→ **Instructions to follow**: Word for word, restate the records that follow.

[Entries from a dataset of interfaces]

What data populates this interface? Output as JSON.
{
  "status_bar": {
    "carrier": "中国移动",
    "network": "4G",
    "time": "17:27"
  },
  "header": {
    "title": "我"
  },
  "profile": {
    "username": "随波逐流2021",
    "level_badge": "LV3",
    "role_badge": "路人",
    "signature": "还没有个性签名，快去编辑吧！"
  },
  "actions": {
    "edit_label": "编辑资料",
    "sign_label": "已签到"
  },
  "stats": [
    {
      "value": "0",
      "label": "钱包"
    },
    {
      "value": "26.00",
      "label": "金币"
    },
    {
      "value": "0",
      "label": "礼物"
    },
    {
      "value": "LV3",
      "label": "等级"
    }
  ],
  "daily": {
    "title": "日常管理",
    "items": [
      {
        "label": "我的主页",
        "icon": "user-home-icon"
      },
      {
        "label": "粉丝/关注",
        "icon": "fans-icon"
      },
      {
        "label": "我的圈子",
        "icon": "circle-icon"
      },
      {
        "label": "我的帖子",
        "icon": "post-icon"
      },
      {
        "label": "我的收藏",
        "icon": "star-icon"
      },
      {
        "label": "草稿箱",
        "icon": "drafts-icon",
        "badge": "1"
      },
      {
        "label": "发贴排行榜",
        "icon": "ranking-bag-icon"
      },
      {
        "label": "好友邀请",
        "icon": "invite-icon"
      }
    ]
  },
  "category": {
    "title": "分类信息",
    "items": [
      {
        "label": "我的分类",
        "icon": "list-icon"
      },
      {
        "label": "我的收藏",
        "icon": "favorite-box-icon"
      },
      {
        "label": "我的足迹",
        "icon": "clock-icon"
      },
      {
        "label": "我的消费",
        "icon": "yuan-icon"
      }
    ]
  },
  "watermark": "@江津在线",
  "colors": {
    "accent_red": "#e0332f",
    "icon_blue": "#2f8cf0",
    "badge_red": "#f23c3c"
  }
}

→ **Output below**:
What data populates this interface? Output as JSON.
{
  "status_bar": {
    "carrier": "中国移动",
    "network": "4G",
    "time": "17:27"
  },
  "header": {
    "title": "我"
  },
  "profile": {
    "username": "随波逐流2021",
    "level_badge": "LV3",
    "role_badge": "路人",
    "signature": "还没有个性签名，快去编辑吧！"
  },
  "actions": {
    "edit_label": "编辑资料",
    "sign_label": "已签到"
  },
  "stats": [
    {
      "value": "0",
      "label": "钱包"
    },
    {
      "value": "26.00",
      "label": "金币"
    },
    {
      "value": "0",
      "label": "礼物"
    },
    {
      "value": "LV3",
      "label": "等级"
    }
  ],
  "daily": {
    "title": "日常管理",
    "items": [
      {
        "label": "我的主页",
        "icon": "user-home-icon"
      },
      {
        "label": "粉丝/关注",
        "icon": "fans-icon"
      },
      {
        "label": "我的圈子",
        "icon": "circle-icon"
      },
      {
        "label": "我的帖子",
        "icon": "post-icon"
      },
      {
        "label": "我的收藏",
        "icon": "star-icon"
      },
      {
        "label": "草稿箱",
        "icon": "drafts-icon",
        "badge": "1"
      },
      {
        "label": "发贴排行榜",
        "icon": "ranking-bag-icon"
      },
      {
        "label": "好友邀请",
        "icon": "invite-icon"
      }
    ]
  },
  "category": {
    "title": "分类信息",
    "items": [
      {
        "label": "我的分类",
        "icon": "list-icon"
      },
      {
        "label": "我的收藏",
        "icon": "favorite-box-icon"
      },
      {
        "label": "我的足迹",
        "icon": "clock-icon"
      },
      {
        "label": "我的消费",
        "icon": "yuan-icon"
      }
    ]
  },
  "watermark": "@江津在线",
  "colors": {
    "accent_red": "#e0332f",
    "icon_blue": "#2f8cf0",
    "badge_red": "#f23c3c"
  }
}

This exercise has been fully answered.